The sale will support the Legacy of War Foundation, which Banksy says he witnessed at work in Ukraine. "I saw a Legacy of War team sweep in and provide medical attention, heaters, fresh water and a friendly face to some very desperate people in a bombed out building," he said in a statement. "They also lent me one of their ambulances to work from, which turned out to be extremely useful when an angry babushka found me painting on her building and called the police.
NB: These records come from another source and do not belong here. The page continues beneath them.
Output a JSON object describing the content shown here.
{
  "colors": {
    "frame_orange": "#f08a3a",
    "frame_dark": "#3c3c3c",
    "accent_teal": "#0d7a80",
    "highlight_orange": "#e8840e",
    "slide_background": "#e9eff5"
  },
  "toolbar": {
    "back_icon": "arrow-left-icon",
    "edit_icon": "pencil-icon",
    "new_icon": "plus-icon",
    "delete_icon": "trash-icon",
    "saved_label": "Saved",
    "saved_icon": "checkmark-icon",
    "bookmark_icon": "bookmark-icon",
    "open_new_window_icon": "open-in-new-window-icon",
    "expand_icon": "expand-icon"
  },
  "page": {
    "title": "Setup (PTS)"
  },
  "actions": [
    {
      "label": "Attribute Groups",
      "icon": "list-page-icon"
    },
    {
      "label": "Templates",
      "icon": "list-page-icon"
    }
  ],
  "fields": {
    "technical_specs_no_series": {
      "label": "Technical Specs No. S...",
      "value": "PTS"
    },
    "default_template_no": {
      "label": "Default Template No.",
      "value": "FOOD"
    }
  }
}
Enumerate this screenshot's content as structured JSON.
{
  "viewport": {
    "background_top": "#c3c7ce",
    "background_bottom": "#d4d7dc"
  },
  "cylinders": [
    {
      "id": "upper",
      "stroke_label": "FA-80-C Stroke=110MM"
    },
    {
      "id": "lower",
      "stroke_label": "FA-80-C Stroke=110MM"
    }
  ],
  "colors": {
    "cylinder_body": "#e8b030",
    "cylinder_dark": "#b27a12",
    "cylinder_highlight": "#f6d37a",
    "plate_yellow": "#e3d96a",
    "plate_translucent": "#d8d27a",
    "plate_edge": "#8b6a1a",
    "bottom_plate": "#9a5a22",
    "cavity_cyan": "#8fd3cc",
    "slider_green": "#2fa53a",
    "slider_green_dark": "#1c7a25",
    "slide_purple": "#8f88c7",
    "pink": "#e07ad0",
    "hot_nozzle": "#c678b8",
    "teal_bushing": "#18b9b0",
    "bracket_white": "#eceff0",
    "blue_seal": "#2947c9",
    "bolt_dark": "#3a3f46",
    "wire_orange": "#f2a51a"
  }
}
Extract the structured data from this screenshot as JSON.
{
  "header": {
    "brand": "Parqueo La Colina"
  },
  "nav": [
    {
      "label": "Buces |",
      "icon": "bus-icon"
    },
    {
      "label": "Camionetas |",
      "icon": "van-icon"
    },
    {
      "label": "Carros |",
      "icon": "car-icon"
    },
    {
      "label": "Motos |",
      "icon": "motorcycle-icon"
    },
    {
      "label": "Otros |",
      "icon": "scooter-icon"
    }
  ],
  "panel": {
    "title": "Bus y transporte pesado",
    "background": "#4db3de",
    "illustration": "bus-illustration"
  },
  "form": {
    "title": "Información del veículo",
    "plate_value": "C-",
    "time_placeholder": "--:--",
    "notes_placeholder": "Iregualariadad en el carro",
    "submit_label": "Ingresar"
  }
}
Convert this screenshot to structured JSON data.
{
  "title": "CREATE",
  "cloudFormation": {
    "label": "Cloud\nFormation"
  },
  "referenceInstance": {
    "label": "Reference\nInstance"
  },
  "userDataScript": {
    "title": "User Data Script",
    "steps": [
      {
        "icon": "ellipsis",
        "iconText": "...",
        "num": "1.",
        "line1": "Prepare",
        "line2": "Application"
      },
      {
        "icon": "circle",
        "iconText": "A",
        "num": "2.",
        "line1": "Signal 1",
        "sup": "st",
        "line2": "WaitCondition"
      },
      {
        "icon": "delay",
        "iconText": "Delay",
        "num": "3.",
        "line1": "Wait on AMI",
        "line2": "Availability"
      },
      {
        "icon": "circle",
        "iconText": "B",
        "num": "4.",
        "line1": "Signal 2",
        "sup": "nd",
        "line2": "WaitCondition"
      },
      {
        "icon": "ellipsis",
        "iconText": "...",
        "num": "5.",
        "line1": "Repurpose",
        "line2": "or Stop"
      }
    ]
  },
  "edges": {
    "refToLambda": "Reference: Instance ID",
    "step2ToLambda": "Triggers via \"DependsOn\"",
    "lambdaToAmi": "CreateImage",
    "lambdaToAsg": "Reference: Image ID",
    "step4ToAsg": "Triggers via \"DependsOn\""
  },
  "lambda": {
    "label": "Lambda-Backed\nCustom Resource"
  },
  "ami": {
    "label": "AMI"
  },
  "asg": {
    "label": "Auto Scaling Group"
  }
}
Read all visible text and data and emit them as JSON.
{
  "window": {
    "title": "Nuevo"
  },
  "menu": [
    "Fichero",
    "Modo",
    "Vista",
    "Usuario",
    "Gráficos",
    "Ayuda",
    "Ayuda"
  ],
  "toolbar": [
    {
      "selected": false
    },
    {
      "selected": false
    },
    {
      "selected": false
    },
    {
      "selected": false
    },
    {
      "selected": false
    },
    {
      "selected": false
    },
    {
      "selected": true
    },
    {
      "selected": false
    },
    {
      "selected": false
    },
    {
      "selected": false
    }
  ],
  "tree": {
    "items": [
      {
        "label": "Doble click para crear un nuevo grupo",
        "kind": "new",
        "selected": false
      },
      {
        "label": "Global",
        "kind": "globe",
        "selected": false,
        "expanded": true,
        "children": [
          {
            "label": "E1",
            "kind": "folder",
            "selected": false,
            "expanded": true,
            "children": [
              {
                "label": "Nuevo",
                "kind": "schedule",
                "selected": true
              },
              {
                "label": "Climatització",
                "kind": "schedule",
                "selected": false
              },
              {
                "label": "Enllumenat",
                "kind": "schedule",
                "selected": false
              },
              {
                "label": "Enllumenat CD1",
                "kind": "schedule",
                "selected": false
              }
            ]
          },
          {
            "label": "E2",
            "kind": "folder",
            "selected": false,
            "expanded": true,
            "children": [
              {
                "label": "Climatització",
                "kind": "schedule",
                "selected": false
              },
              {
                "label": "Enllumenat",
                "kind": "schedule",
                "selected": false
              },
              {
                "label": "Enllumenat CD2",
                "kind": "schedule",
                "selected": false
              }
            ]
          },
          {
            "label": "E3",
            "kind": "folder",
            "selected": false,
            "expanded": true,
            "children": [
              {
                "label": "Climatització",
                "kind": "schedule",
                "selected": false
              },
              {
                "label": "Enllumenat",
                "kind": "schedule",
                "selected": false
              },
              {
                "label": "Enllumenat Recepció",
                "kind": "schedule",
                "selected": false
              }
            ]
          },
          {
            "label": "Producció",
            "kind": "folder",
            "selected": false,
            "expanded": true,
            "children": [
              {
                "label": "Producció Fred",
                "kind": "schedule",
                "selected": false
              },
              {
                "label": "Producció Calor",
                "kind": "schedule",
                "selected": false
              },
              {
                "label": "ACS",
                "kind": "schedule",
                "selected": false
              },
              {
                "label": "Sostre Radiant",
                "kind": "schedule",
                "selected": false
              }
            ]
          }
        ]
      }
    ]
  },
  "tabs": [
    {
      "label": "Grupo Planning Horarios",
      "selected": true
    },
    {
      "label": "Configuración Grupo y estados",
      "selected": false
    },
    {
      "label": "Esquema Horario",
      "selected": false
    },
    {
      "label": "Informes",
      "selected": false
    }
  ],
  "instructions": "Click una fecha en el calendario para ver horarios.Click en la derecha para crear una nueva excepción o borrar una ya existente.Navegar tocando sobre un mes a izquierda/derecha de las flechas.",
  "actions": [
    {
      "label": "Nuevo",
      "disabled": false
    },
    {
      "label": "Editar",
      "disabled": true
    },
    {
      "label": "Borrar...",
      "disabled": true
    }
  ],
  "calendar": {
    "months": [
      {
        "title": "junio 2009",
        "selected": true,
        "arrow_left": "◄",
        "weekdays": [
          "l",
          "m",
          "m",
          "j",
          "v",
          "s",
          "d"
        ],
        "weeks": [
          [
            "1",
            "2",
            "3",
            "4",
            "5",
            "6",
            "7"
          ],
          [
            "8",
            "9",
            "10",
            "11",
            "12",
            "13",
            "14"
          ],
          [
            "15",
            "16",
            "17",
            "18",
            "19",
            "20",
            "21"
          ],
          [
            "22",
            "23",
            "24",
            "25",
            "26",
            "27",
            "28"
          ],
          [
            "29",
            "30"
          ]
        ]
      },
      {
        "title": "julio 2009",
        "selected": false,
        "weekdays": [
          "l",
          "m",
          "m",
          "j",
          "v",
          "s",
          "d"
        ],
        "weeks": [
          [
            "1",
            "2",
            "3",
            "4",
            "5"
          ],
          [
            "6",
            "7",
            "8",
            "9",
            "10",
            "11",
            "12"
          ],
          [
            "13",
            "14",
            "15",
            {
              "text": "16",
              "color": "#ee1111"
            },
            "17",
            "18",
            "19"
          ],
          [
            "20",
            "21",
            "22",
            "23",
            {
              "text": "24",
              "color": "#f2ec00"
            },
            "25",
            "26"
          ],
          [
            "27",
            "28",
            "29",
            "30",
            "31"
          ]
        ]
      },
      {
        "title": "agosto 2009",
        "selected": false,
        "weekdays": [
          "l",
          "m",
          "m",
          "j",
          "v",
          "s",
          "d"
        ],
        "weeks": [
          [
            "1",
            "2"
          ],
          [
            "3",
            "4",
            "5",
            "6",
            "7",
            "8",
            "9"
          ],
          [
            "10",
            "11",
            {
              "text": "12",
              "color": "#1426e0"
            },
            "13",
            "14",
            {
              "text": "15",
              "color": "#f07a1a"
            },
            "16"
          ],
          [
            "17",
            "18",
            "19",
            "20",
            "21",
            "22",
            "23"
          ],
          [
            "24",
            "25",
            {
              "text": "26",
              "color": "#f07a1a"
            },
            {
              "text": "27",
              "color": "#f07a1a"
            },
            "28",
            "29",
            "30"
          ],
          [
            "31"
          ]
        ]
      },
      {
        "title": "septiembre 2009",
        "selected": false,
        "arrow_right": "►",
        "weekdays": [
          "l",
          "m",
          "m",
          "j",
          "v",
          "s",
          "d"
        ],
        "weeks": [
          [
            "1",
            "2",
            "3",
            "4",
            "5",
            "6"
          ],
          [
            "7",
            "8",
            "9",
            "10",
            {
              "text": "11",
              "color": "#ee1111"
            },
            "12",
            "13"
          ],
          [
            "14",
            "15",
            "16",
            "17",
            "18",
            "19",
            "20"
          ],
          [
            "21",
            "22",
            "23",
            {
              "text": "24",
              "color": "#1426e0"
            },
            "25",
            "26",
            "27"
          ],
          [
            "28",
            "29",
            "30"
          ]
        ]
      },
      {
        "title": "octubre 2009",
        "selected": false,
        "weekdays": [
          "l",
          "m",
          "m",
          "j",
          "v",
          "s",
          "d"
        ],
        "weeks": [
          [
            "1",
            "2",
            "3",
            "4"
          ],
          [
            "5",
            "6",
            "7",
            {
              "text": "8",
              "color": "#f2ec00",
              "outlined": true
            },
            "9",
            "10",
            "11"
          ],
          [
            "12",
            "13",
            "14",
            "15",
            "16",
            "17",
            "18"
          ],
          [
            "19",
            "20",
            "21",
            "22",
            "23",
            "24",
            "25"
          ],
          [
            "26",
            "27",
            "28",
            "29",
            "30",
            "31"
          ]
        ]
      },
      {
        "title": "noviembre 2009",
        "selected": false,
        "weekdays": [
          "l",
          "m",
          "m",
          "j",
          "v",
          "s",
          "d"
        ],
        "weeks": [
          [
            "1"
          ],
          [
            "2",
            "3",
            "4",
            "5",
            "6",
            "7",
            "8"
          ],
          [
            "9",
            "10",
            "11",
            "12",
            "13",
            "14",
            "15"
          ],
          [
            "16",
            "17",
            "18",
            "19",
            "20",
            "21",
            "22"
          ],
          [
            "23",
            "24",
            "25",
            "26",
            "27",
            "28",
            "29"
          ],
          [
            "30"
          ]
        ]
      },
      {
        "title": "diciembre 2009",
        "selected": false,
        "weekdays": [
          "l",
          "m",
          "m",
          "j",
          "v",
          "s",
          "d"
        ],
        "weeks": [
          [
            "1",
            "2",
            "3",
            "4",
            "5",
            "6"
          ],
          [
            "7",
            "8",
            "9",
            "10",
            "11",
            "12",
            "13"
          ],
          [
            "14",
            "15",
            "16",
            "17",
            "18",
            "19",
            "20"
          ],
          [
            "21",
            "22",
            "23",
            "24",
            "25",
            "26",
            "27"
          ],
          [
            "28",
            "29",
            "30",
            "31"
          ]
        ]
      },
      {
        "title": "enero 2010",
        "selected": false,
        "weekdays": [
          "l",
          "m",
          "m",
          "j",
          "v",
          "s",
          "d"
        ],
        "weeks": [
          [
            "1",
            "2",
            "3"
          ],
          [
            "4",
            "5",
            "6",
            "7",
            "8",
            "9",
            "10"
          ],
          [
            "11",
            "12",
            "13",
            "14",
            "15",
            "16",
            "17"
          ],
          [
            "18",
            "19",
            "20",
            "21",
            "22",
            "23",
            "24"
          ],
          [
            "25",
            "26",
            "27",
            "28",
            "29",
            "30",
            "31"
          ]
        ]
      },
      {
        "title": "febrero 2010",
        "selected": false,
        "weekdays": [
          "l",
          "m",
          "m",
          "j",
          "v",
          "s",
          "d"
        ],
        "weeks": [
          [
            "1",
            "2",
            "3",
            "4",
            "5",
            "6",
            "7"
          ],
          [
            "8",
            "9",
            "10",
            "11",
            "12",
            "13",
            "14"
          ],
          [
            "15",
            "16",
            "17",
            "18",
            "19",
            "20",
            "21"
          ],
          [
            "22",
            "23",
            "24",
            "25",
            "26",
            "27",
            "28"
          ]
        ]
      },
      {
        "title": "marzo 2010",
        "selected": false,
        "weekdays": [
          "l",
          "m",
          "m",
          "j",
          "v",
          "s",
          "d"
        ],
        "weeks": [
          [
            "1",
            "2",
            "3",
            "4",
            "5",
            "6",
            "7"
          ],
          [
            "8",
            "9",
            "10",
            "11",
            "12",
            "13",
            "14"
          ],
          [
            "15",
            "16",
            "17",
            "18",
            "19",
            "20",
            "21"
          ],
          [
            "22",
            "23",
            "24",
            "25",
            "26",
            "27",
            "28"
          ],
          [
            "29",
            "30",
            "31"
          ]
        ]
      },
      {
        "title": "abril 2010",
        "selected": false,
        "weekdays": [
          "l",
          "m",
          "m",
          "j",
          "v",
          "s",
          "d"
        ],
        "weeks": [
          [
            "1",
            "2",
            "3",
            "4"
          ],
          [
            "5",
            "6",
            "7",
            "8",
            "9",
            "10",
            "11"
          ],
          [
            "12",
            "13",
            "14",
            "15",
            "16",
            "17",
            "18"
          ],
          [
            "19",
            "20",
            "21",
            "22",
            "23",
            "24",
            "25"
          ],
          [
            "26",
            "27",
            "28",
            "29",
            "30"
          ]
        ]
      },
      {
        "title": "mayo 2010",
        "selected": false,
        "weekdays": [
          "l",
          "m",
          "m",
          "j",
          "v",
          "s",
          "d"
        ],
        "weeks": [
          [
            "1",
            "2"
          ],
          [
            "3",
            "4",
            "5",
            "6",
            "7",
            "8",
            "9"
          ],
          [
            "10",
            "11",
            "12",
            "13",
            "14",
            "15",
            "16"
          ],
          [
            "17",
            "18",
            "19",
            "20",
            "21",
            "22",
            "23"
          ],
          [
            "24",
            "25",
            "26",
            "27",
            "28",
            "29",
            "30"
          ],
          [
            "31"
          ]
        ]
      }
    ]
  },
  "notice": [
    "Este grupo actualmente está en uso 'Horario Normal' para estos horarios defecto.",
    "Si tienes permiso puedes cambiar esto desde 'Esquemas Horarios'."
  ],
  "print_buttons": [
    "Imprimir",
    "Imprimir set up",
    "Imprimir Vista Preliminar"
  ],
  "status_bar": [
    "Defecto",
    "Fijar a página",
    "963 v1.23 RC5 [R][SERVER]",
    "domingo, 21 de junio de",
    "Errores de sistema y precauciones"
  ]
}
I feel the least I should do is raise enough money to replace the number plates on the ambulance I hotted up."
The foundation said it would use the money to buy new ambulances and support vehicles for the evacuation of vulnerable civilians from Donbas.
Kyiv 'hopes to announce details' of war crimes tribunal soon
Kyiv is continuing its push to establish a justice mechanism for Russian war crimes.
In his address on Friday night, President Zelensky said meetings had been held in Kyiv and Europe in recent weeks "during which we work out solutions for the sake of justice, for the sake of holding Russia accountable, and for the sake of finding formats for the release of our people who are held captive by the occupiers."
"We feel support from both states and international organizations," he said, and "hope to be able to announce specific details in the near future."
He also pointed to his wife Olena's recent visit to London where she addressed parliament.
"On behalf of our country, Olena proposed that the United Kingdom shows leadership in the issue of justice - in the creation of a special tribunal to try the crime of Russian aggression," he said.
Zelensky and Sunak discuss military situation
President Zelensky said he had "an important conversation" with British Prime Minister Rishi Sunak yesterday, in which they "coordinated" their priorities for the G7 and "discussed the situation on the front line and winter prospects on the battlefield."
"I also thanked Mr. Prime Minister and the entire United Kingdom for the constant support of our state," he said.